Using this new paradigm, these buttons disappear. By installing a wide variety of sensors around us, our machines monitor our every move, micro-expression, heartbeat, temperature, pupil dilation. And just to be clear, our sunglasses, jewellery and clothes can all be machines.
Instead of traditional ‘button’ based user experience design, this allows the development of probabilistic models that predict our intentions at the speed of our brain. In other words, the machines watch us and calculate the probability that we want to open a door, open a file or are in the mood for ice-cream. Once the probability is high enough, they automatically provide us with the things we desire. No commands. No instructions. No buttons. Only intent.
This can happen over short distances, but also across larger ones. Even at the other side of the planet. After all, if you think about vectors in a quantised field, space is a very relative concept. All that matters is the expression of intent/probability.
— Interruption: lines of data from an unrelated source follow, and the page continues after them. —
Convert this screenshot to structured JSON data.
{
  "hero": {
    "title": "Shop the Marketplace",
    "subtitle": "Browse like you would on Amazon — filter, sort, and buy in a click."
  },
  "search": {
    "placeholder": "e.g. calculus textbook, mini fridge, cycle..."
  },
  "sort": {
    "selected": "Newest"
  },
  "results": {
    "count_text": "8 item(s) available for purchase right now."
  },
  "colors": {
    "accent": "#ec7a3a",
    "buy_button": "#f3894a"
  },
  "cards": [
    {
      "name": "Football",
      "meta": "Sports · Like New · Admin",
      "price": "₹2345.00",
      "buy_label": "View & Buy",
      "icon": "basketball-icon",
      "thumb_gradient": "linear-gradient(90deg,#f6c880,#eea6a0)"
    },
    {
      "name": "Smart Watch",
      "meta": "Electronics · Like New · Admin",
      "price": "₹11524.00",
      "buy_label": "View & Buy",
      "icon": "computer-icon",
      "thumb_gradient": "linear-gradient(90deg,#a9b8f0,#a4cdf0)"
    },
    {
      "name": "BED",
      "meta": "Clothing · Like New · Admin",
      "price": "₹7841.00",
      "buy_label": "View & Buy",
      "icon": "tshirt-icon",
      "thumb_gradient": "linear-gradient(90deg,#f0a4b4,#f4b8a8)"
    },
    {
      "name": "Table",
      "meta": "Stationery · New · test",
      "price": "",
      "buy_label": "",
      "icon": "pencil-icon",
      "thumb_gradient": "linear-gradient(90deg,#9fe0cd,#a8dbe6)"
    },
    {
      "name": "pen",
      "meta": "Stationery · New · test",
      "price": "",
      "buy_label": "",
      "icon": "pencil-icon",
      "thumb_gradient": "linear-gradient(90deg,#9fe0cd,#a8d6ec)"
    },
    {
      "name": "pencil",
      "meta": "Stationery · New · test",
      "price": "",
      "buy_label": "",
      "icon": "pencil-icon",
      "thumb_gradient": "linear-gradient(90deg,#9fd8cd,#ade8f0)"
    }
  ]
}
If this sounds like science fiction, it partly is. The next user experience technology is available today and all major players are working on it. But it does require 5G, a ton of sensors (IoT anyone?), more advanced AI and – as an AT&T executive observed – “a massive amount of processing power”.
Also, the ethical implications of this new type of user experience will need sorting out. If my primal brain says I want bacon, but salad is the smarter option, which will the digital restaurant menu show first? If I tell my vendor that I’m satisfied with the service, but my micro-expressions contradict this, is he allowed to know? If I’m depressed and consider killing myself, will the machines help me? Or stop me?
But all these elements will eventually be sorted out. Especially as first user tests indicate that after 20 seconds of usage, people have figured out the new way of working. They also prefer the intuitive nature and nanosecond speed over old-school UX.
So, there is still a number of years mileage in today’s user experience design practices. But the genie is out of the bottle and there’s no way we’ll put it back in. In my mind, UX as we know it, is a dead man walking.
What are your thoughts when you read the above? Good? Bad? Ugly?
Alternatively, if you want to talk to me about any of these topics do get in touch
This article first appeared on www.alainthys.com.
Alain Thys is an experience architect who helps organisations drive profit and transformation through experience.